━━ SOURCE DATA ━━

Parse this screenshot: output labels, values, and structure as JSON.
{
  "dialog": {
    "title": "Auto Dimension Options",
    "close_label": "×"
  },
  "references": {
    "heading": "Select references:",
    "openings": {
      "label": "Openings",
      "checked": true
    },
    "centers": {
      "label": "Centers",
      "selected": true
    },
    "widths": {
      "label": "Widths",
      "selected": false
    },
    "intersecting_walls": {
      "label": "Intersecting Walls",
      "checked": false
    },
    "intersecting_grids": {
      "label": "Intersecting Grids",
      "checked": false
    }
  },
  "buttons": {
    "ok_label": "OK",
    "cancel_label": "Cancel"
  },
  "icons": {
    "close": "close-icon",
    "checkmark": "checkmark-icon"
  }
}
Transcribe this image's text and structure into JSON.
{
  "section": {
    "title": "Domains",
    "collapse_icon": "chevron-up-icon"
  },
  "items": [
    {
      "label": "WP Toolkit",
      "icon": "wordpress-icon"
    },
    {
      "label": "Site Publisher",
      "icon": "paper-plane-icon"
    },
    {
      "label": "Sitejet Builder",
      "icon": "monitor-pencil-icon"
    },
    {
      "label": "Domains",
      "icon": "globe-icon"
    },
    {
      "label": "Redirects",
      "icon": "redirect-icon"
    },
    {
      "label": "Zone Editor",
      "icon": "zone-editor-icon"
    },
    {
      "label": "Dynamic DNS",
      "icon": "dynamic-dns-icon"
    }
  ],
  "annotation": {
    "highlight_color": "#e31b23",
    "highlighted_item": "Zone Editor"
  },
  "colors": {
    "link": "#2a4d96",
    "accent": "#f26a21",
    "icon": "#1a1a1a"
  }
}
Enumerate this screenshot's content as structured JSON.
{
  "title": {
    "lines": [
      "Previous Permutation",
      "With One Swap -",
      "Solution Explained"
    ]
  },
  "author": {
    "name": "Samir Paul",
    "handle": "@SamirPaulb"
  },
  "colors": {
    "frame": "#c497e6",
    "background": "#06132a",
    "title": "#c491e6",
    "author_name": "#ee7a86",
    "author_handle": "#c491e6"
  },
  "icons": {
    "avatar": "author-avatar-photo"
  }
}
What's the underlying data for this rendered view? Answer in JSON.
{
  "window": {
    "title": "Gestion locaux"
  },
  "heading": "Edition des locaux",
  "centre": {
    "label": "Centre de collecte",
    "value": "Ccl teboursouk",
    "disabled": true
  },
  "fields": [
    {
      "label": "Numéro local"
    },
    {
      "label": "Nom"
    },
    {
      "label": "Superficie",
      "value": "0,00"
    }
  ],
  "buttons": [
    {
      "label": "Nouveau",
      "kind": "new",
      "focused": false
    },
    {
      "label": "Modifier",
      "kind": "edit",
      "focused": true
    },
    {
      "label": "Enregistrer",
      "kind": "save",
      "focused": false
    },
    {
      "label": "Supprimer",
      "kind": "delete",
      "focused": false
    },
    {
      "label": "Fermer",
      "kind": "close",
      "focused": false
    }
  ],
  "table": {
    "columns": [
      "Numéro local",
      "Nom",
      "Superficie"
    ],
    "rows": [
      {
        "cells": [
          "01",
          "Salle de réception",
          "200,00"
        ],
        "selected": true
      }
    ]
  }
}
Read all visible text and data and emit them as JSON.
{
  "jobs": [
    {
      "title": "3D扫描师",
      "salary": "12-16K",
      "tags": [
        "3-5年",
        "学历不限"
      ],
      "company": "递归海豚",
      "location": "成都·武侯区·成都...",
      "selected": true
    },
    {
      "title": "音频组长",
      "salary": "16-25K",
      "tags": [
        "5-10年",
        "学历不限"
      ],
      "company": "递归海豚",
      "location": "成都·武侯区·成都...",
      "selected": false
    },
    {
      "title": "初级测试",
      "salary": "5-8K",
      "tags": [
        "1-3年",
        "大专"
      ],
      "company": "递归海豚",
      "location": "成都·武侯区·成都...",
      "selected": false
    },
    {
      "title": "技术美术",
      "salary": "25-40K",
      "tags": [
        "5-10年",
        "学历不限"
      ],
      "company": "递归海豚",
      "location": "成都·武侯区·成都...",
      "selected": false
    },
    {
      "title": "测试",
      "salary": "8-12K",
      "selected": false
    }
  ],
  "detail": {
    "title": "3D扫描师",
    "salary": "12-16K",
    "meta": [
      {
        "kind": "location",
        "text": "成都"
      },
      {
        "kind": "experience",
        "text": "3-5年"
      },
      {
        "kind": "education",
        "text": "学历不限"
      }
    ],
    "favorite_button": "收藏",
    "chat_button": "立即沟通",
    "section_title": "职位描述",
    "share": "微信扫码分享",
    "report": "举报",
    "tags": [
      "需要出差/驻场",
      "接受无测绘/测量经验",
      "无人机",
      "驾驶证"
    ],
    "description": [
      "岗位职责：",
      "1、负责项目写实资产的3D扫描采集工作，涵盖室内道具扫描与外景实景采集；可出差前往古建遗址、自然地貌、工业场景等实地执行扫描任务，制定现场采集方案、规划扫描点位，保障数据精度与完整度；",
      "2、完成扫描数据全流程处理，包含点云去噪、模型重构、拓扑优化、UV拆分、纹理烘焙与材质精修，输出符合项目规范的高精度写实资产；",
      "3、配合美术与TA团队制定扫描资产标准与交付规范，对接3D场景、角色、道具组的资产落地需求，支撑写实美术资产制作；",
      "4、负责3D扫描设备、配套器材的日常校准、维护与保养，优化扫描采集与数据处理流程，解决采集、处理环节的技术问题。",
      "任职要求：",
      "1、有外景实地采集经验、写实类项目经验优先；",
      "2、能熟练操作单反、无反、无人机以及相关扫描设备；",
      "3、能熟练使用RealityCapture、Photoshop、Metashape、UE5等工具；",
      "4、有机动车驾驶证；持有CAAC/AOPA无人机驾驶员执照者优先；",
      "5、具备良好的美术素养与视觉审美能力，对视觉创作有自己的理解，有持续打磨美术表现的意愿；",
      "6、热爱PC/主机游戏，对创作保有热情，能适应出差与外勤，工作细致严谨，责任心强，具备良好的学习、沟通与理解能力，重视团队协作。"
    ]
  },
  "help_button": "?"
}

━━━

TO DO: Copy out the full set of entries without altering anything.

ANSWER BOX:
Parse this screenshot: output labels, values, and structure as JSON.
{
  "dialog": {
    "title": "Auto Dimension Options",
    "close_label": "×"
  },
  "references": {
    "heading": "Select references:",
    "openings": {
      "label": "Openings",
      "checked": true
    },
    "centers": {
      "label": "Centers",
      "selected": true
    },
    "widths": {
      "label": "Widths",
      "selected": false
    },
    "intersecting_walls": {
      "label": "Intersecting Walls",
      "checked": false
    },
    "intersecting_grids": {
      "label": "Intersecting Grids",
      "checked": false
    }
  },
  "buttons": {
    "ok_label": "OK",
    "cancel_label": "Cancel"
  },
  "icons": {
    "close": "close-icon",
    "checkmark": "checkmark-icon"
  }
}
Transcribe this image's text and structure into JSON.
{
  "section": {
    "title": "Domains",
    "collapse_icon": "chevron-up-icon"
  },
  "items": [
    {
      "label": "WP Toolkit",
      "icon": "wordpress-icon"
    },
    {
      "label": "Site Publisher",
      "icon": "paper-plane-icon"
    },
    {
      "label": "Sitejet Builder",
      "icon": "monitor-pencil-icon"
    },
    {
      "label": "Domains",
      "icon": "globe-icon"
    },
    {
      "label": "Redirects",
      "icon": "redirect-icon"
    },
    {
      "label": "Zone Editor",
      "icon": "zone-editor-icon"
    },
    {
      "label": "Dynamic DNS",
      "icon": "dynamic-dns-icon"
    }
  ],
  "annotation": {
    "highlight_color": "#e31b23",
    "highlighted_item": "Zone Editor"
  },
  "colors": {
    "link": "#2a4d96",
    "accent": "#f26a21",
    "icon": "#1a1a1a"
  }
}
Enumerate this screenshot's content as structured JSON.
{
  "title": {
    "lines": [
      "Previous Permutation",
      "With One Swap -",
      "Solution Explained"
    ]
  },
  "author": {
    "name": "Samir Paul",
    "handle": "@SamirPaulb"
  },
  "colors": {
    "frame": "#c497e6",
    "background": "#06132a",
    "title": "#c491e6",
    "author_name": "#ee7a86",
    "author_handle": "#c491e6"
  },
  "icons": {
    "avatar": "author-avatar-photo"
  }
}
What's the underlying data for this rendered view? Answer in JSON.
{
  "window": {
    "title": "Gestion locaux"
  },
  "heading": "Edition des locaux",
  "centre": {
    "label": "Centre de collecte",
    "value": "Ccl teboursouk",
    "disabled": true
  },
  "fields": [
    {
      "label": "Numéro local"
    },
    {
      "label": "Nom"
    },
    {
      "label": "Superficie",
      "value": "0,00"
    }
  ],
  "buttons": [
    {
      "label": "Nouveau",
      "kind": "new",
      "focused": false
    },
    {
      "label": "Modifier",
      "kind": "edit",
      "focused": true
    },
    {
      "label": "Enregistrer",
      "kind": "save",
      "focused": false
    },
    {
      "label": "Supprimer",
      "kind": "delete",
      "focused": false
    },
    {
      "label": "Fermer",
      "kind": "close",
      "focused": false
    }
  ],
  "table": {
    "columns": [
      "Numéro local",
      "Nom",
      "Superficie"
    ],
    "rows": [
      {
        "cells": [
          "01",
          "Salle de réception",
          "200,00"
        ],
        "selected": true
      }
    ]
  }
}
Read all visible text and data and emit them as JSON.
{
  "jobs": [
    {
      "title": "3D扫描师",
      "salary": "12-16K",
      "tags": [
        "3-5年",
        "学历不限"
      ],
      "company": "递归海豚",
      "location": "成都·武侯区·成都...",
      "selected": true
    },
    {
      "title": "音频组长",
      "salary": "16-25K",
      "tags": [
        "5-10年",
        "学历不限"
      ],
      "company": "递归海豚",
      "location": "成都·武侯区·成都...",
      "selected": false
    },
    {
      "title": "初级测试",
      "salary": "5-8K",
      "tags": [
        "1-3年",
        "大专"
      ],
      "company": "递归海豚",
      "location": "成都·武侯区·成都...",
      "selected": false
    },
    {
      "title": "技术美术",
      "salary": "25-40K",
      "tags": [
        "5-10年",
        "学历不限"
      ],
      "company": "递归海豚",
      "location": "成都·武侯区·成都...",
      "selected": false
    },
    {
      "title": "测试",
      "salary": "8-12K",
      "selected": false
    }
  ],
  "detail": {
    "title": "3D扫描师",
    "salary": "12-16K",
    "meta": [
      {
        "kind": "location",
        "text": "成都"
      },
      {
        "kind": "experience",
        "text": "3-5年"
      },
      {
        "kind": "education",
        "text": "学历不限"
      }
    ],
    "favorite_button": "收藏",
    "chat_button": "立即沟通",
    "section_title": "职位描述",
    "share": "微信扫码分享",
    "report": "举报",
    "tags": [
      "需要出差/驻场",
      "接受无测绘/测量经验",
      "无人机",
      "驾驶证"
    ],
    "description": [
      "岗位职责：",
      "1、负责项目写实资产的3D扫描采集工作，涵盖室内道具扫描与外景实景采集；可出差前往古建遗址、自然地貌、工业场景等实地执行扫描任务，制定现场采集方案、规划扫描点位，保障数据精度与完整度；",
      "2、完成扫描数据全流程处理，包含点云去噪、模型重构、拓扑优化、UV拆分、纹理烘焙与材质精修，输出符合项目规范的高精度写实资产；",
      "3、配合美术与TA团队制定扫描资产标准与交付规范，对接3D场景、角色、道具组的资产落地需求，支撑写实美术资产制作；",
      "4、负责3D扫描设备、配套器材的日常校准、维护与保养，优化扫描采集与数据处理流程，解决采集、处理环节的技术问题。",
      "任职要求：",
      "1、有外景实地采集经验、写实类项目经验优先；",
      "2、能熟练操作单反、无反、无人机以及相关扫描设备；",
      "3、能熟练使用RealityCapture、Photoshop、Metashape、UE5等工具；",
      "4、有机动车驾驶证；持有CAAC/AOPA无人机驾驶员执照者优先；",
      "5、具备良好的美术素养与视觉审美能力，对视觉创作有自己的理解，有持续打磨美术表现的意愿；",
      "6、热爱PC/主机游戏，对创作保有热情，能适应出差与外勤，工作细致严谨，责任心强，具备良好的学习、沟通与理解能力，重视团队协作。"
    ]
  },
  "help_button": "?"
}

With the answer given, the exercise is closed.